DIRECTIONS FOR THIS TASK:
Please copy the listing that follows exactly, leaving out any pictures.

☆ ☆ ☆ ☆

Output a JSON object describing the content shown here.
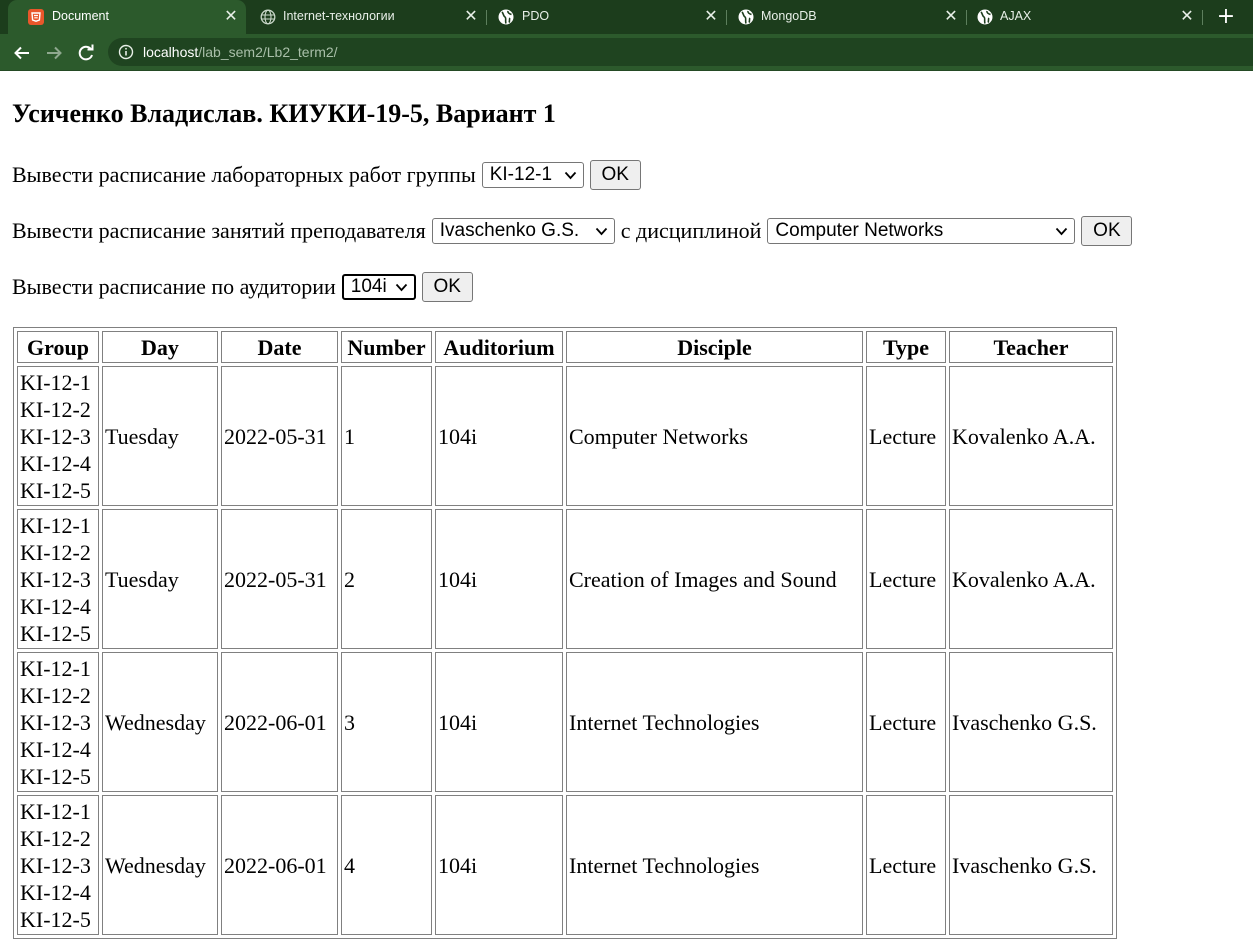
{
  "browser": {
    "tabs": [
      {
        "title": "Document",
        "icon": "html5-icon",
        "active": true
      },
      {
        "title": "Internet-технологии",
        "icon": "globe-icon",
        "active": false
      },
      {
        "title": "PDO",
        "icon": "globe-icon",
        "active": false
      },
      {
        "title": "MongoDB",
        "icon": "globe-icon",
        "active": false
      },
      {
        "title": "AJAX",
        "icon": "globe-icon",
        "active": false
      }
    ],
    "close_glyph": "✕",
    "new_tab_glyph": "+",
    "url_host": "localhost",
    "url_path": "/lab_sem2/Lb2_term2/"
  },
  "colors": {
    "tabbar_bg": "#1c3d1c",
    "toolbar_bg": "#2c5a2c",
    "html5_icon": "#e9572b"
  },
  "page": {
    "title": "Усиченко Владислав. КИУКИ-19-5, Вариант 1",
    "form_group": {
      "label": "Вывести расписание лабораторных работ группы",
      "select_value": "KI-12-1",
      "button": "OK"
    },
    "form_teacher": {
      "label": "Вывести расписание занятий преподавателя",
      "teacher_value": "Ivaschenko G.S.",
      "connector": "с дисциплиной",
      "discipline_value": "Computer Networks",
      "button": "OK"
    },
    "form_auditorium": {
      "label": "Вывести расписание по аудитории",
      "select_value": "104i",
      "button": "OK"
    }
  },
  "table": {
    "headers": {
      "group": "Group",
      "day": "Day",
      "date": "Date",
      "number": "Number",
      "auditorium": "Auditorium",
      "disciple": "Disciple",
      "type": "Type",
      "teacher": "Teacher"
    },
    "rows": [
      {
        "groups": [
          "KI-12-1",
          "KI-12-2",
          "KI-12-3",
          "KI-12-4",
          "KI-12-5"
        ],
        "day": "Tuesday",
        "date": "2022-05-31",
        "number": "1",
        "auditorium": "104i",
        "disciple": "Computer Networks",
        "type": "Lecture",
        "teacher": "Kovalenko A.A."
      },
      {
        "groups": [
          "KI-12-1",
          "KI-12-2",
          "KI-12-3",
          "KI-12-4",
          "KI-12-5"
        ],
        "day": "Tuesday",
        "date": "2022-05-31",
        "number": "2",
        "auditorium": "104i",
        "disciple": "Creation of Images and Sound",
        "type": "Lecture",
        "teacher": "Kovalenko A.A."
      },
      {
        "groups": [
          "KI-12-1",
          "KI-12-2",
          "KI-12-3",
          "KI-12-4",
          "KI-12-5"
        ],
        "day": "Wednesday",
        "date": "2022-06-01",
        "number": "3",
        "auditorium": "104i",
        "disciple": "Internet Technologies",
        "type": "Lecture",
        "teacher": "Ivaschenko G.S."
      },
      {
        "groups": [
          "KI-12-1",
          "KI-12-2",
          "KI-12-3",
          "KI-12-4",
          "KI-12-5"
        ],
        "day": "Wednesday",
        "date": "2022-06-01",
        "number": "4",
        "auditorium": "104i",
        "disciple": "Internet Technologies",
        "type": "Lecture",
        "teacher": "Ivaschenko G.S."
      }
    ]
  }
}
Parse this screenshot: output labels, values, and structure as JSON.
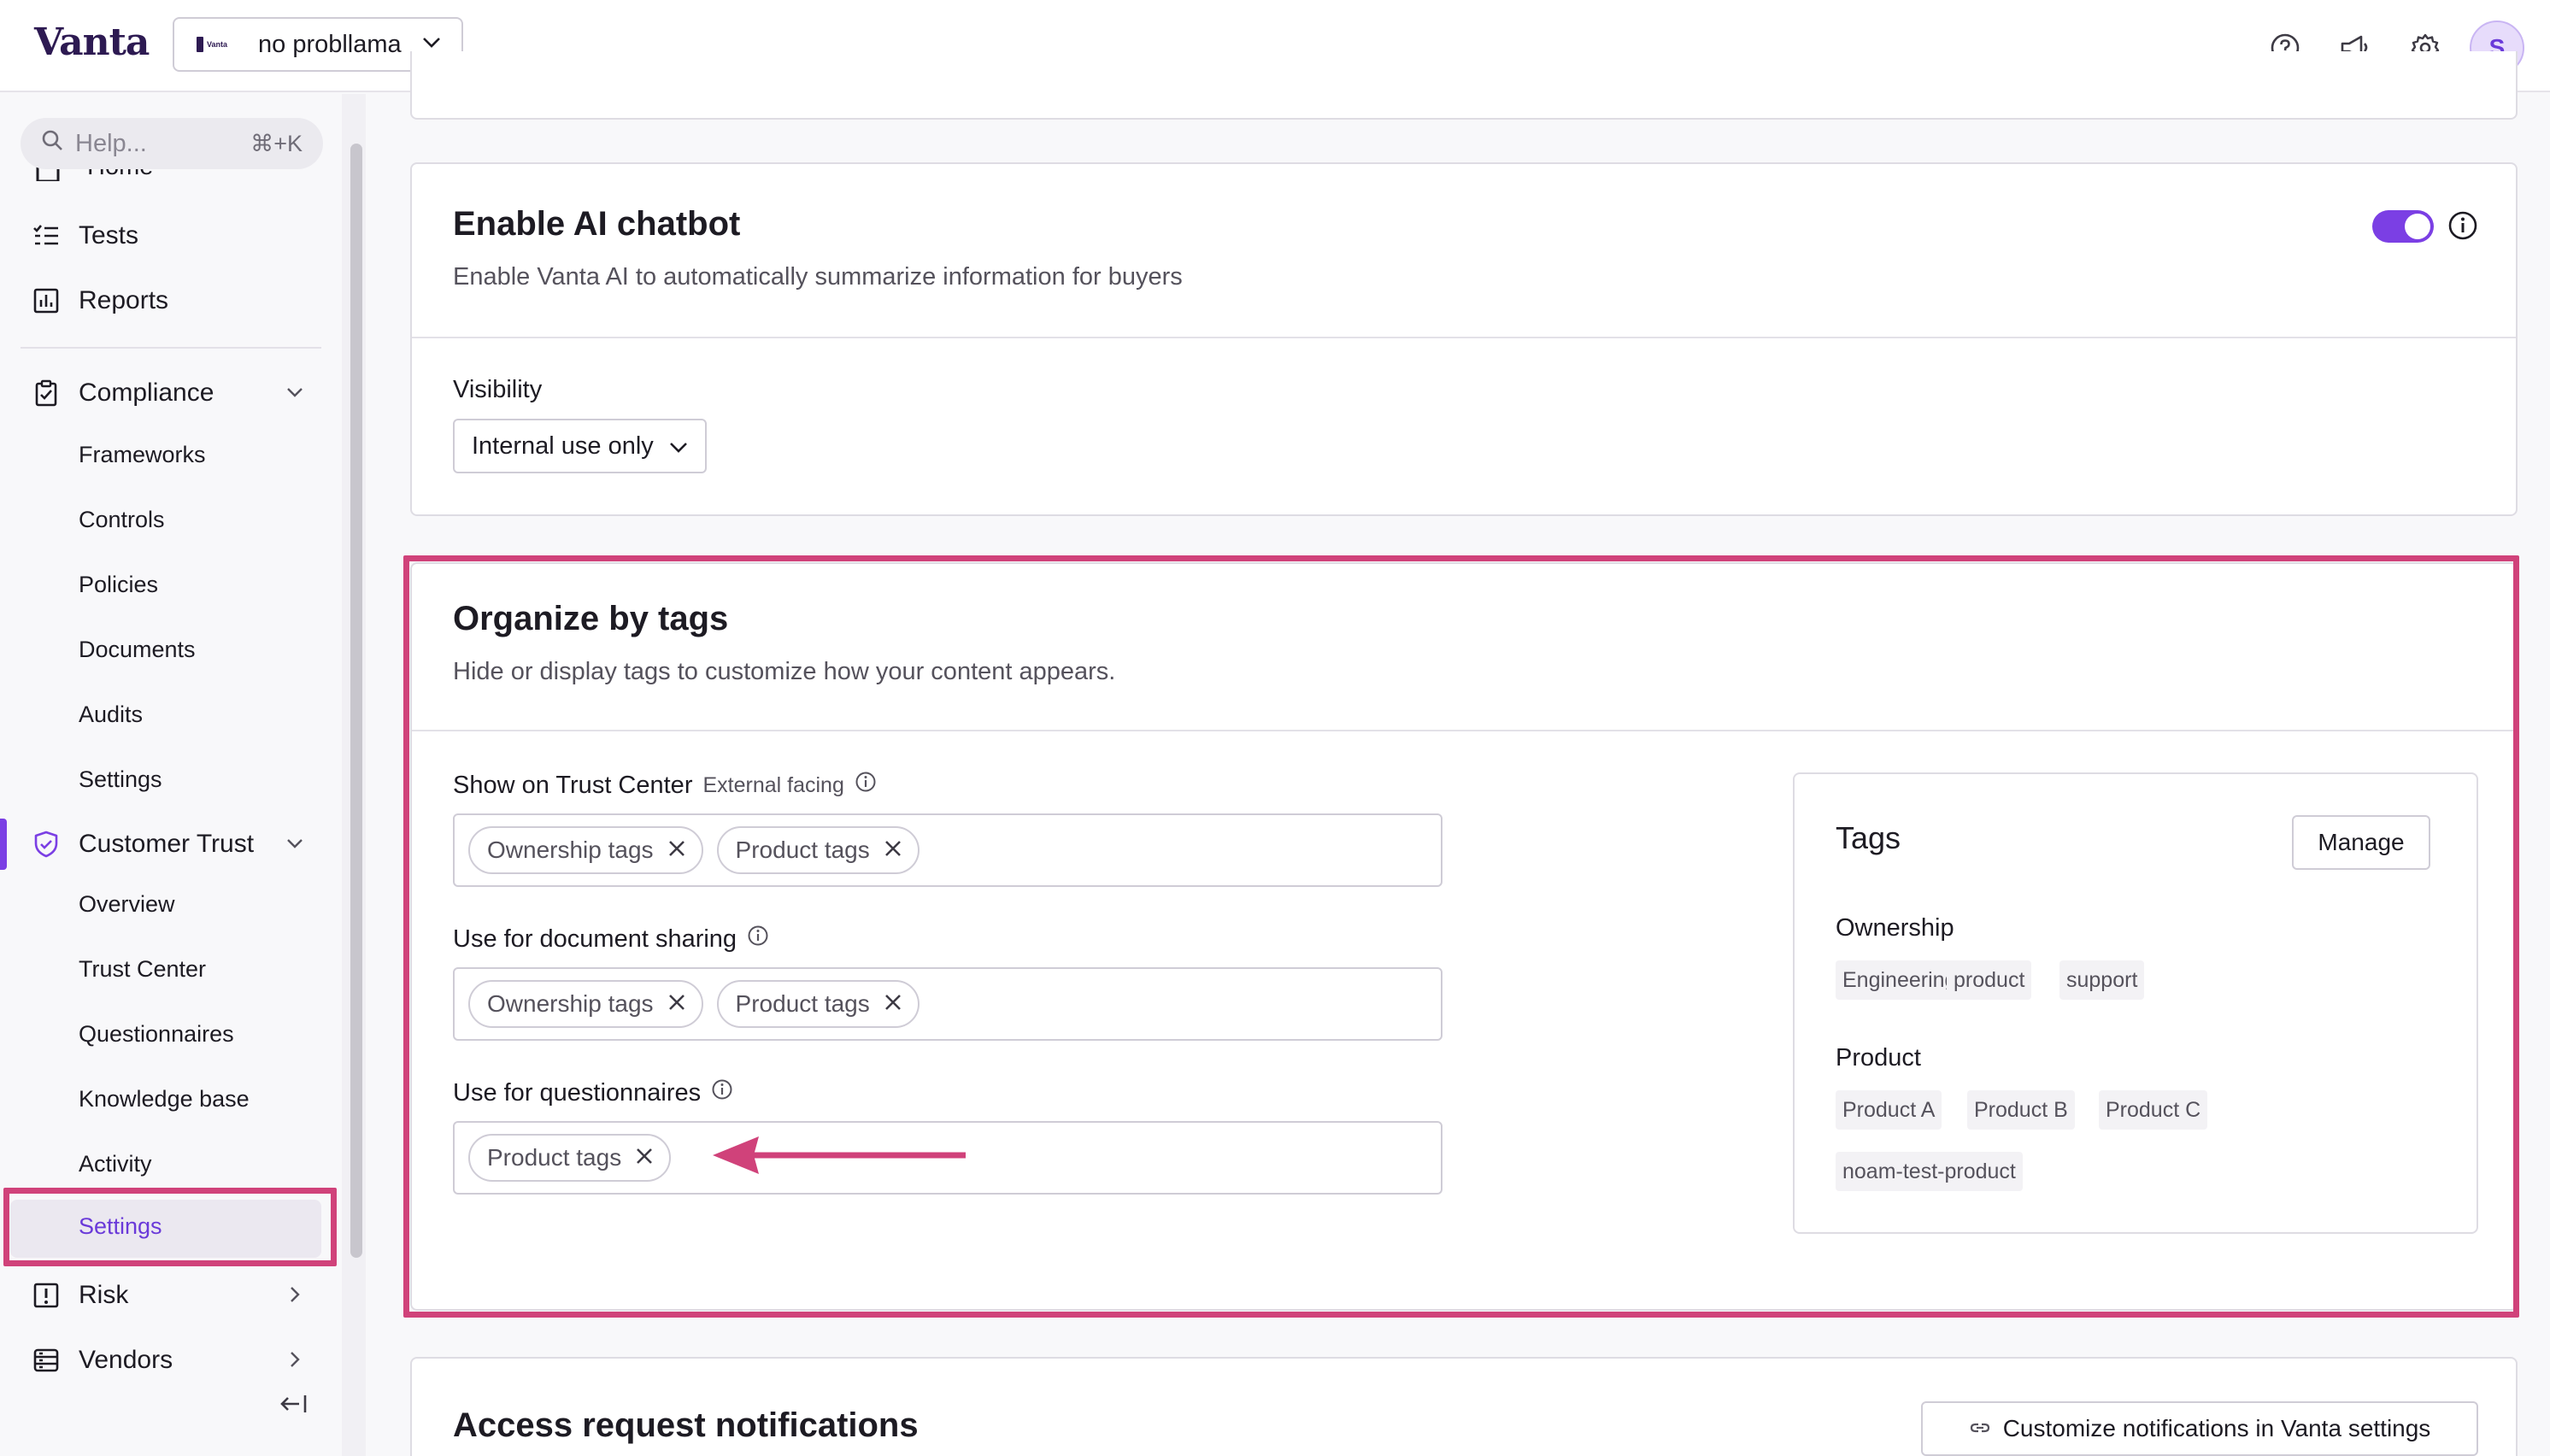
{
  "app": {
    "logo": "Vanta",
    "org": {
      "name": "no probllama",
      "logo_text": "Vanta"
    },
    "avatar_initial": "S"
  },
  "top_icons": [
    "help-circle-icon",
    "megaphone-icon",
    "gear-icon"
  ],
  "sidebar": {
    "help": {
      "placeholder": "Help...",
      "shortcut": "⌘+K"
    },
    "partial_item": "Home",
    "items": [
      {
        "label": "Tests"
      },
      {
        "label": "Reports"
      }
    ],
    "compliance": {
      "label": "Compliance",
      "children": [
        "Frameworks",
        "Controls",
        "Policies",
        "Documents",
        "Audits",
        "Settings"
      ]
    },
    "customer_trust": {
      "label": "Customer Trust",
      "children": [
        "Overview",
        "Trust Center",
        "Questionnaires",
        "Knowledge base",
        "Activity",
        "Settings"
      ]
    },
    "risk": {
      "label": "Risk"
    },
    "vendors": {
      "label": "Vendors"
    }
  },
  "chatbot": {
    "title": "Enable AI chatbot",
    "subtitle": "Enable Vanta AI to automatically summarize information for buyers",
    "toggle_on": true,
    "visibility_label": "Visibility",
    "visibility_value": "Internal use only"
  },
  "tags_section": {
    "title": "Organize by tags",
    "subtitle": "Hide or display tags to customize how your content appears.",
    "fields": [
      {
        "label": "Show on Trust Center",
        "note": "External facing",
        "chips": [
          "Ownership tags",
          "Product tags"
        ]
      },
      {
        "label": "Use for document sharing",
        "note": "",
        "chips": [
          "Ownership tags",
          "Product tags"
        ]
      },
      {
        "label": "Use for questionnaires",
        "note": "",
        "chips": [
          "Product tags"
        ]
      }
    ],
    "panel": {
      "title": "Tags",
      "manage_label": "Manage",
      "groups": [
        {
          "name": "Ownership",
          "tags": [
            "Engineering",
            "product",
            "support"
          ]
        },
        {
          "name": "Product",
          "tags": [
            "Product A",
            "Product B",
            "Product C",
            "noam-test-product"
          ]
        }
      ]
    }
  },
  "access_section": {
    "title": "Access request notifications",
    "button_label": "Customize notifications in Vanta settings"
  },
  "colors": {
    "accent": "#7b3fe4",
    "highlight": "#d0427a"
  }
}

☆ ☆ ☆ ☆

SOLUTION:
Output a JSON object describing the content shown here.
{
  "browser": {
    "tabs": [
      {
        "title": "Document",
        "icon": "html5-icon",
        "active": true
      },
      {
        "title": "Internet-технологии",
        "icon": "globe-icon",
        "active": false
      },
      {
        "title": "PDO",
        "icon": "globe-icon",
        "active": false
      },
      {
        "title": "MongoDB",
        "icon": "globe-icon",
        "active": false
      },
      {
        "title": "AJAX",
        "icon": "globe-icon",
        "active": false
      }
    ],
    "close_glyph": "✕",
    "new_tab_glyph": "+",
    "url_host": "localhost",
    "url_path": "/lab_sem2/Lb2_term2/"
  },
  "colors": {
    "tabbar_bg": "#1c3d1c",
    "toolbar_bg": "#2c5a2c",
    "html5_icon": "#e9572b"
  },
  "page": {
    "title": "Усиченко Владислав. КИУКИ-19-5, Вариант 1",
    "form_group": {
      "label": "Вывести расписание лабораторных работ группы",
      "select_value": "KI-12-1",
      "button": "OK"
    },
    "form_teacher": {
      "label": "Вывести расписание занятий преподавателя",
      "teacher_value": "Ivaschenko G.S.",
      "connector": "с дисциплиной",
      "discipline_value": "Computer Networks",
      "button": "OK"
    },
    "form_auditorium": {
      "label": "Вывести расписание по аудитории",
      "select_value": "104i",
      "button": "OK"
    }
  },
  "table": {
    "headers": {
      "group": "Group",
      "day": "Day",
      "date": "Date",
      "number": "Number",
      "auditorium": "Auditorium",
      "disciple": "Disciple",
      "type": "Type",
      "teacher": "Teacher"
    },
    "rows": [
      {
        "groups": [
          "KI-12-1",
          "KI-12-2",
          "KI-12-3",
          "KI-12-4",
          "KI-12-5"
        ],
        "day": "Tuesday",
        "date": "2022-05-31",
        "number": "1",
        "auditorium": "104i",
        "disciple": "Computer Networks",
        "type": "Lecture",
        "teacher": "Kovalenko A.A."
      },
      {
        "groups": [
          "KI-12-1",
          "KI-12-2",
          "KI-12-3",
          "KI-12-4",
          "KI-12-5"
        ],
        "day": "Tuesday",
        "date": "2022-05-31",
        "number": "2",
        "auditorium": "104i",
        "disciple": "Creation of Images and Sound",
        "type": "Lecture",
        "teacher": "Kovalenko A.A."
      },
      {
        "groups": [
          "KI-12-1",
          "KI-12-2",
          "KI-12-3",
          "KI-12-4",
          "KI-12-5"
        ],
        "day": "Wednesday",
        "date": "2022-06-01",
        "number": "3",
        "auditorium": "104i",
        "disciple": "Internet Technologies",
        "type": "Lecture",
        "teacher": "Ivaschenko G.S."
      },
      {
        "groups": [
          "KI-12-1",
          "KI-12-2",
          "KI-12-3",
          "KI-12-4",
          "KI-12-5"
        ],
        "day": "Wednesday",
        "date": "2022-06-01",
        "number": "4",
        "auditorium": "104i",
        "disciple": "Internet Technologies",
        "type": "Lecture",
        "teacher": "Ivaschenko G.S."
      }
    ]
  }
}
Parse this screenshot: output labels, values, and structure as JSON.
{
  "app": {
    "logo": "Vanta",
    "org": {
      "name": "no probllama",
      "logo_text": "Vanta"
    },
    "avatar_initial": "S"
  },
  "top_icons": [
    "help-circle-icon",
    "megaphone-icon",
    "gear-icon"
  ],
  "sidebar": {
    "help": {
      "placeholder": "Help...",
      "shortcut": "⌘+K"
    },
    "partial_item": "Home",
    "items": [
      {
        "label": "Tests"
      },
      {
        "label": "Reports"
      }
    ],
    "compliance": {
      "label": "Compliance",
      "children": [
        "Frameworks",
        "Controls",
        "Policies",
        "Documents",
        "Audits",
        "Settings"
      ]
    },
    "customer_trust": {
      "label": "Customer Trust",
      "children": [
        "Overview",
        "Trust Center",
        "Questionnaires",
        "Knowledge base",
        "Activity",
        "Settings"
      ]
    },
    "risk": {
      "label": "Risk"
    },
    "vendors": {
      "label": "Vendors"
    }
  },
  "chatbot": {
    "title": "Enable AI chatbot",
    "subtitle": "Enable Vanta AI to automatically summarize information for buyers",
    "toggle_on": true,
    "visibility_label": "Visibility",
    "visibility_value": "Internal use only"
  },
  "tags_section": {
    "title": "Organize by tags",
    "subtitle": "Hide or display tags to customize how your content appears.",
    "fields": [
      {
        "label": "Show on Trust Center",
        "note": "External facing",
        "chips": [
          "Ownership tags",
          "Product tags"
        ]
      },
      {
        "label": "Use for document sharing",
        "note": "",
        "chips": [
          "Ownership tags",
          "Product tags"
        ]
      },
      {
        "label": "Use for questionnaires",
        "note": "",
        "chips": [
          "Product tags"
        ]
      }
    ],
    "panel": {
      "title": "Tags",
      "manage_label": "Manage",
      "groups": [
        {
          "name": "Ownership",
          "tags": [
            "Engineering",
            "product",
            "support"
          ]
        },
        {
          "name": "Product",
          "tags": [
            "Product A",
            "Product B",
            "Product C",
            "noam-test-product"
          ]
        }
      ]
    }
  },
  "access_section": {
    "title": "Access request notifications",
    "button_label": "Customize notifications in Vanta settings"
  },
  "colors": {
    "accent": "#7b3fe4",
    "highlight": "#d0427a"
  }
}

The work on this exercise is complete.